The cotton of Turkey is not in any respect equal to that of India; and whether it be owing to the imperfect apparatus or labour employed in cleaning it, or to some inherent defect in its nature, certain it is that the finer fabrics, which serve, in Turkey, as a groundwork for the richest decorations of the needle, are for the most part produced by the looms of Persia and India. The muslin girdles and turbans, as well as the veils of the women, and those scarfs known as macramas, with which the Greek ladies are wont to cover the upper portion of the bosom when they have occasion to make visits, are almost entirely formed of fabrics the production of the last-named continent. The principal depot for these is at Smyrna, and at Constantinople they find a market amounting, together with that of other Indian cottons, to scarcely less than from eight to ten millions of piastres annually.
The silk goods of Turkey, which, as well as muslins, furnish the groundwork for costly embroideries, are principally produced in the neighborhood of Brousa (Bursa), in Asia Minor; a city which of late years has acquired considerable importance as the chief depot for the raw silk produced in the Turkish dominions. Very little embroidery is actually executed at Brousa; the silk which is forwarded from that city to Constantinople being generally consigned in the form either of twist or manufactured into plain fabrics.
At Constantinople silks as well as muslins are provided by the merchants to the principal harems throughout the city. The females, whose lives would otherwise be inconceivably monotonous, devote many hours daily to the decoration of the superb costume of the wealthier inhabitants.
Thus it is we find that many of the articles in which feminine taste and skill are conspicuously displayed, bear tickets indicating that they are the productions either of the wives, daughters, or widows, of inhabitants of the metropolis.

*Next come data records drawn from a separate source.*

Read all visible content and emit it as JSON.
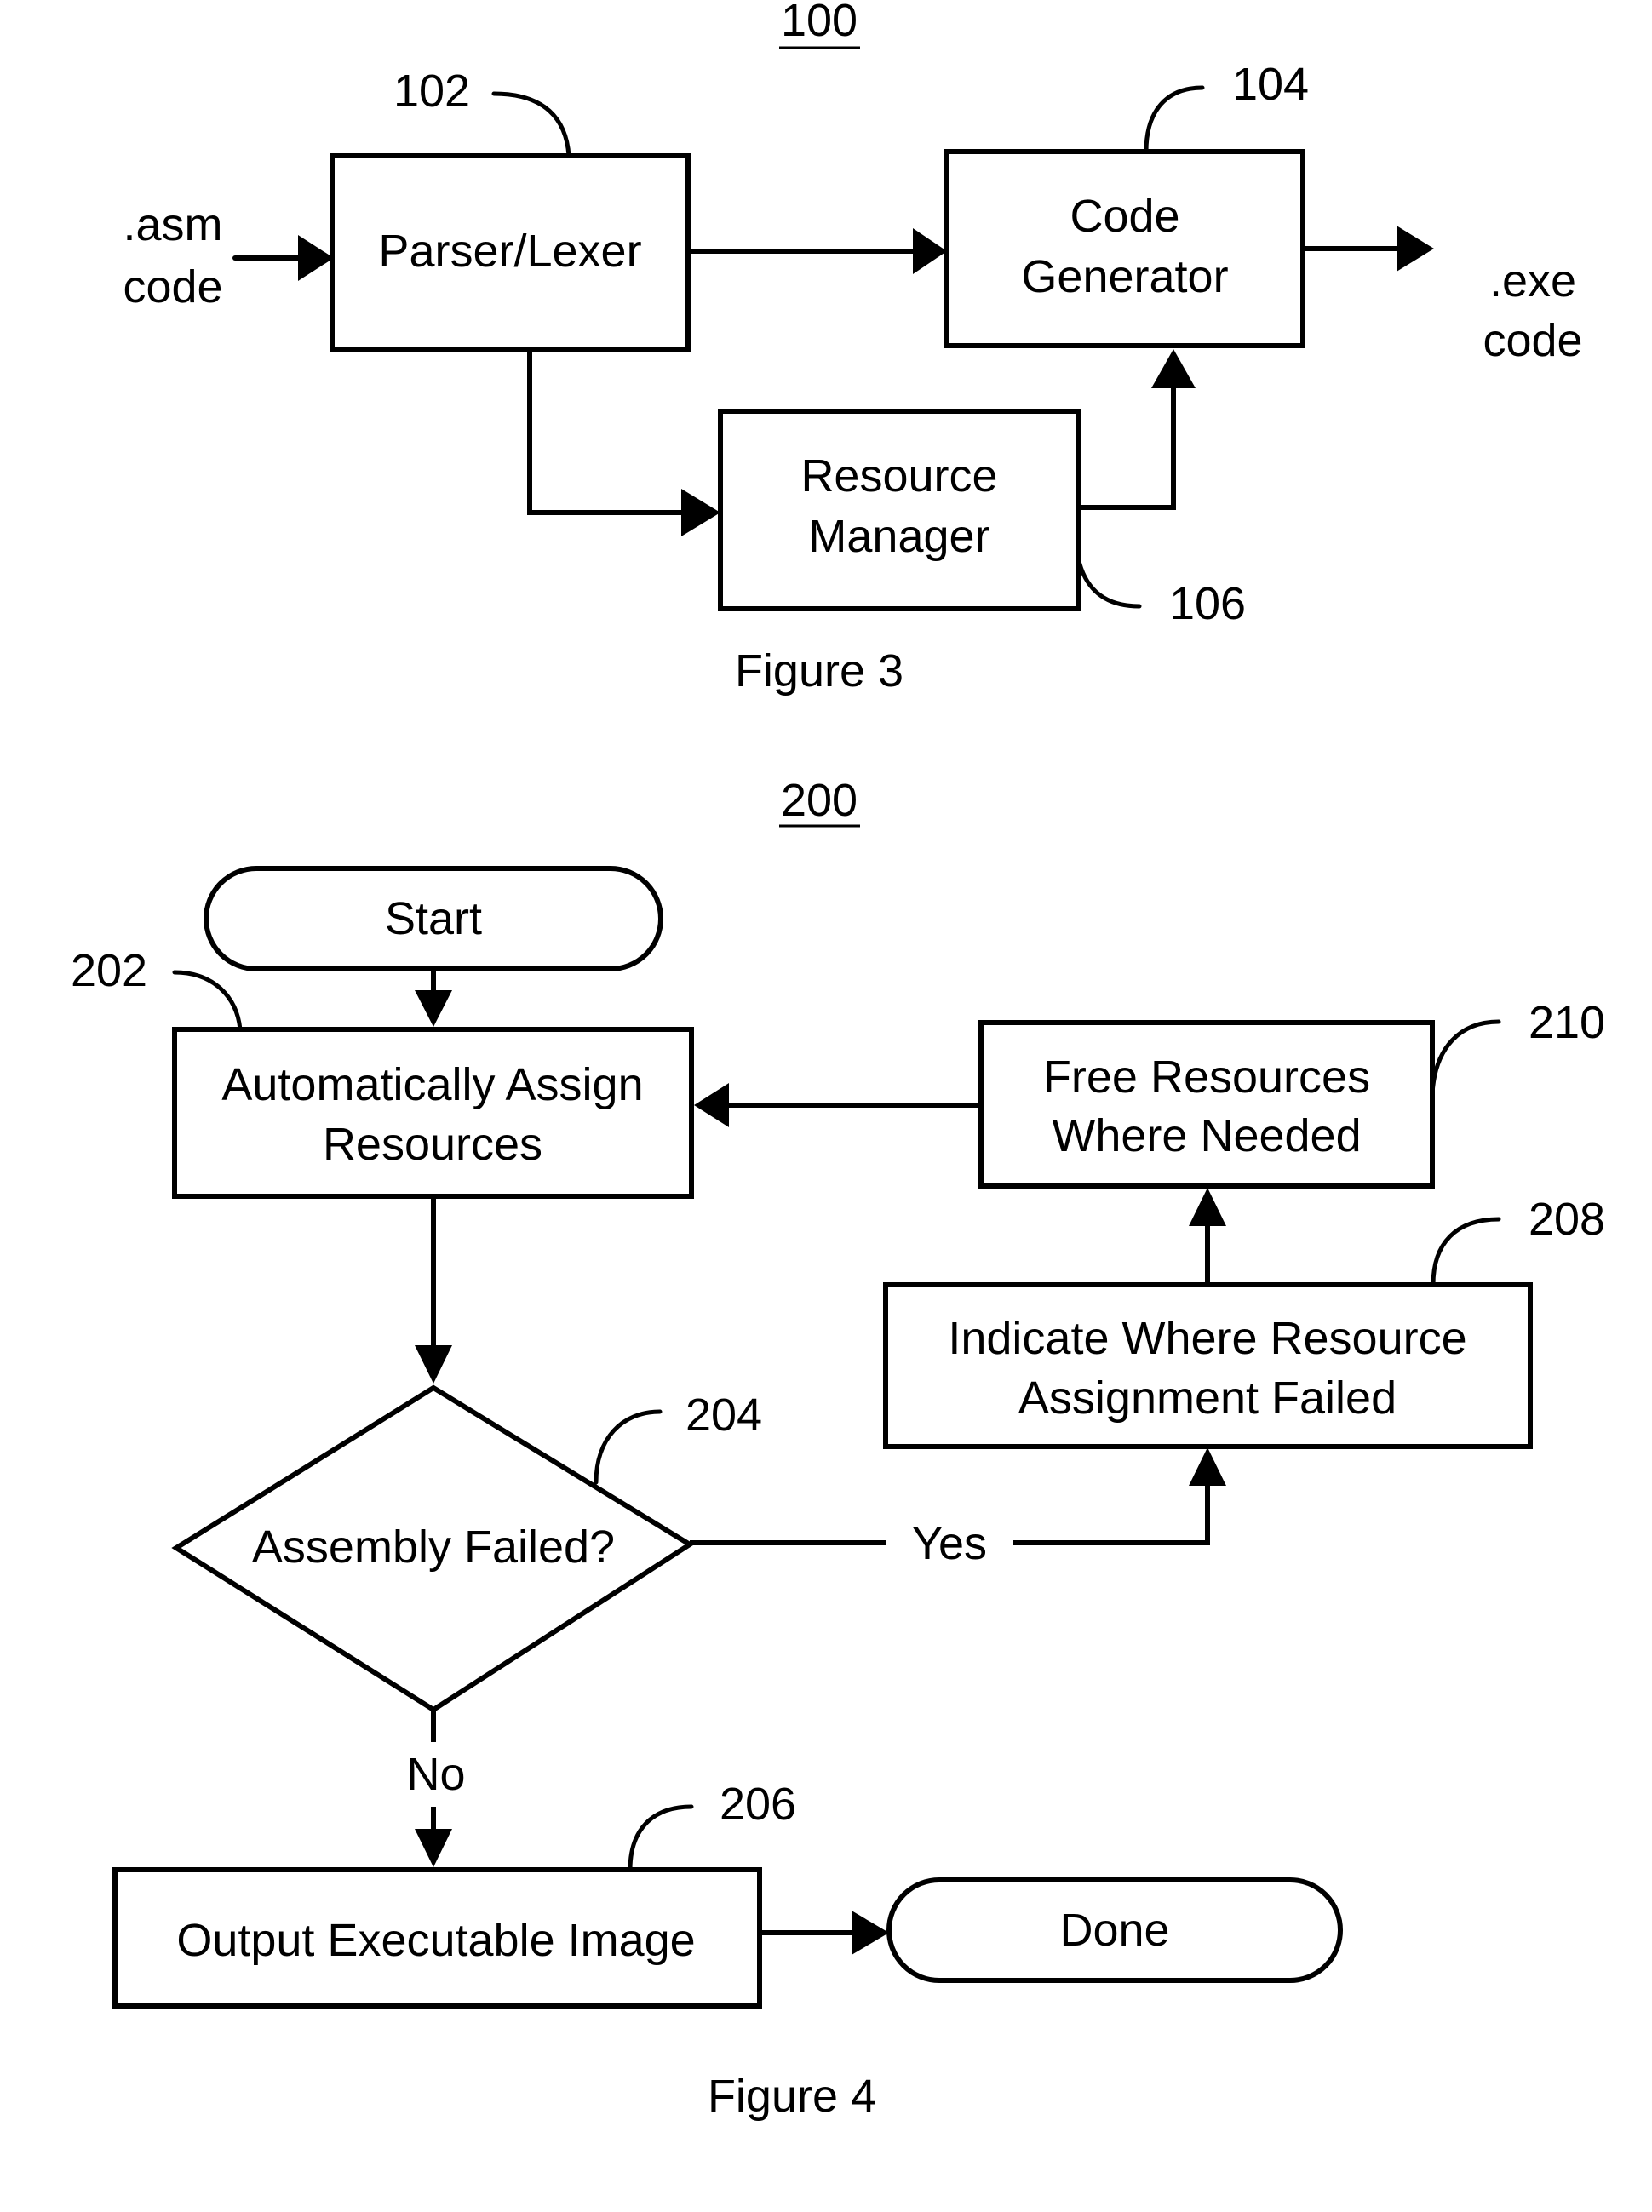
{
  "figure3": {
    "ref_number": "100",
    "caption": "Figure 3",
    "input_label": [
      ".asm",
      "code"
    ],
    "output_label": [
      ".exe",
      "code"
    ],
    "nodes": {
      "parser": {
        "ref": "102",
        "lines": [
          "Parser/Lexer"
        ]
      },
      "codegen": {
        "ref": "104",
        "lines": [
          "Code",
          "Generator"
        ]
      },
      "resource_manager": {
        "ref": "106",
        "lines": [
          "Resource",
          "Manager"
        ]
      }
    }
  },
  "figure4": {
    "ref_number": "200",
    "caption": "Figure 4",
    "nodes": {
      "start": {
        "lines": [
          "Start"
        ]
      },
      "assign": {
        "ref": "202",
        "lines": [
          "Automatically Assign",
          "Resources"
        ]
      },
      "decision": {
        "ref": "204",
        "lines": [
          "Assembly Failed?"
        ]
      },
      "output": {
        "ref": "206",
        "lines": [
          "Output Executable Image"
        ]
      },
      "indicate": {
        "ref": "208",
        "lines": [
          "Indicate Where Resource",
          "Assignment Failed"
        ]
      },
      "free": {
        "ref": "210",
        "lines": [
          "Free Resources",
          "Where Needed"
        ]
      },
      "done": {
        "lines": [
          "Done"
        ]
      }
    },
    "edge_labels": {
      "yes": "Yes",
      "no": "No"
    }
  }
}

The beautiful manner in which it has been found possible, in a material so exquisitely delicate as the finest muslin, to draw home the threads which form the embroidered pattern, without distorting the regularity of the fabric, is truly remarkable. The elegance of the patterns, and the richness and harmony of the colours in which they are worked, convey a highly favorable idea of the national taste of the population.

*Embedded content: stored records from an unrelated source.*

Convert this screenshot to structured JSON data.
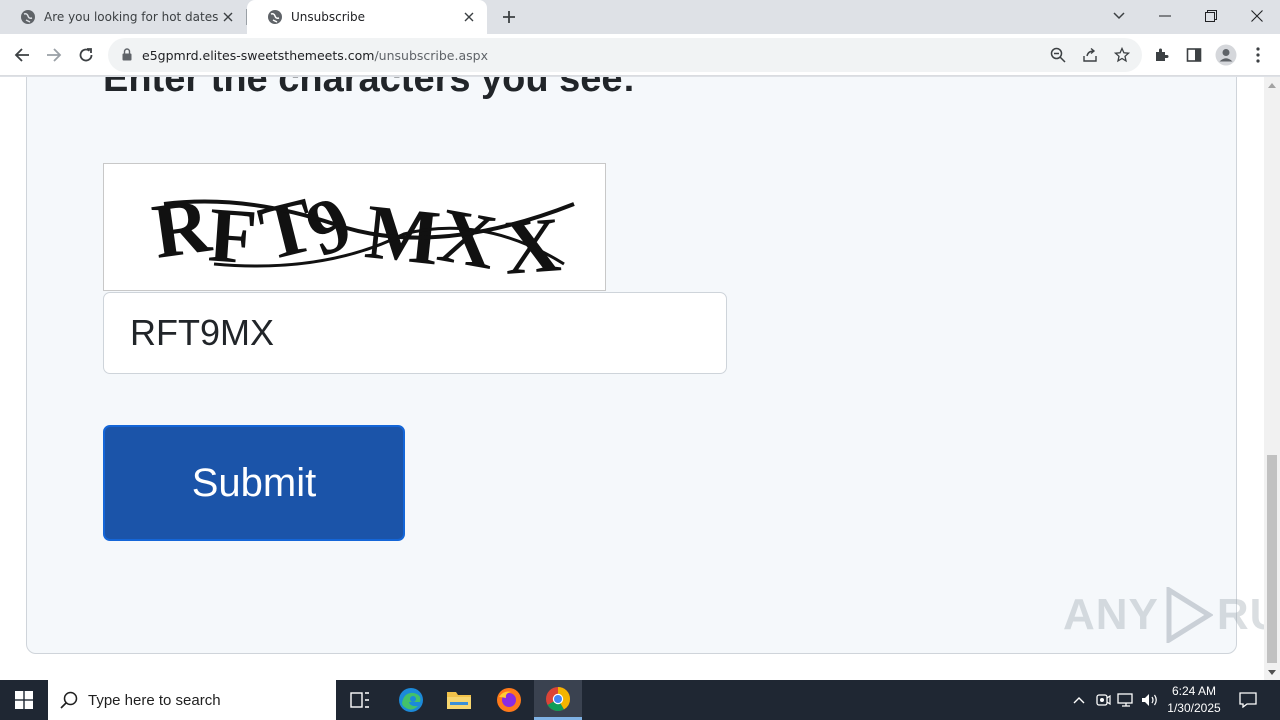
{
  "browser": {
    "tabs": [
      {
        "title": "Are you looking for hot dates in",
        "active": false
      },
      {
        "title": "Unsubscribe",
        "active": true
      }
    ],
    "url_domain": "e5gpmrd.elites-sweetsthemeets.com",
    "url_path": "/unsubscribe.aspx"
  },
  "page": {
    "heading": "Enter the characters you see:",
    "captcha_image_text": "RFT9MX",
    "captcha_input_value": "RFT9MX",
    "submit_label": "Submit",
    "watermark": {
      "left": "ANY",
      "right": "RUN"
    }
  },
  "taskbar": {
    "search_placeholder": "Type here to search",
    "time": "6:24 AM",
    "date": "1/30/2025"
  },
  "colors": {
    "submit_bg": "#1b54a9",
    "card_bg": "#f5f8fb",
    "taskbar_bg": "#1f2733"
  }
}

Whilst in Indian, in Greek, and in Russian embroidery, the forms partake of a highly geometrical character, it is a peculiar feature in Turkish designs that they incline rather to that style of pattern which in England is called trailing; that is, one in which the shoots and irregular springings of nature are imitated, with but little modification.
The goods which are thus produced by the labour of the females of Constantinople find a very considerable market at the celebrated fair of Balukhissar, a town situated about eighty-five miles northeast of Smyrna. This fair, which is one of the most considerable in the East, commences on the fifteenth of August, and lasts fourteen days. Long trains of camels and mules arrive from all parts of Asia, and more than 25,000 individuals are concentrated in the town and its environs. The bazaars are divided into sections, in which the nations not only of the East, but of Europe, find active commercial representatives. It is estimated that business amounting to twenty millions of piastres is annually transacted at this fair.
Some of the richest embroidered muslins in Turkey are manufactured for turbans—which are then called abame — and also for the handkerchiefs in which the ladies envelope their rich tresses after they have been disarranged in the bath, and previous to their receiving their usual elaborate plaiting and dressing.
The two central specimens engraved in the accompanying plate are executed on fine muslin: the top and bottom patterns exhibit the labour frequently lavished upon the enrichment of a material scarcely more delicate than the ordinary towelling of this country.
Source: The industrial arts of the nineteenth century. A series of illustrations of the choicest specimens produced by every nation, at the Great Exhibition of Works of Industry, by Sir Matthew Digby Wyatt and Eliza Paul Kirkbride Gurney. London: Day and Son 1851.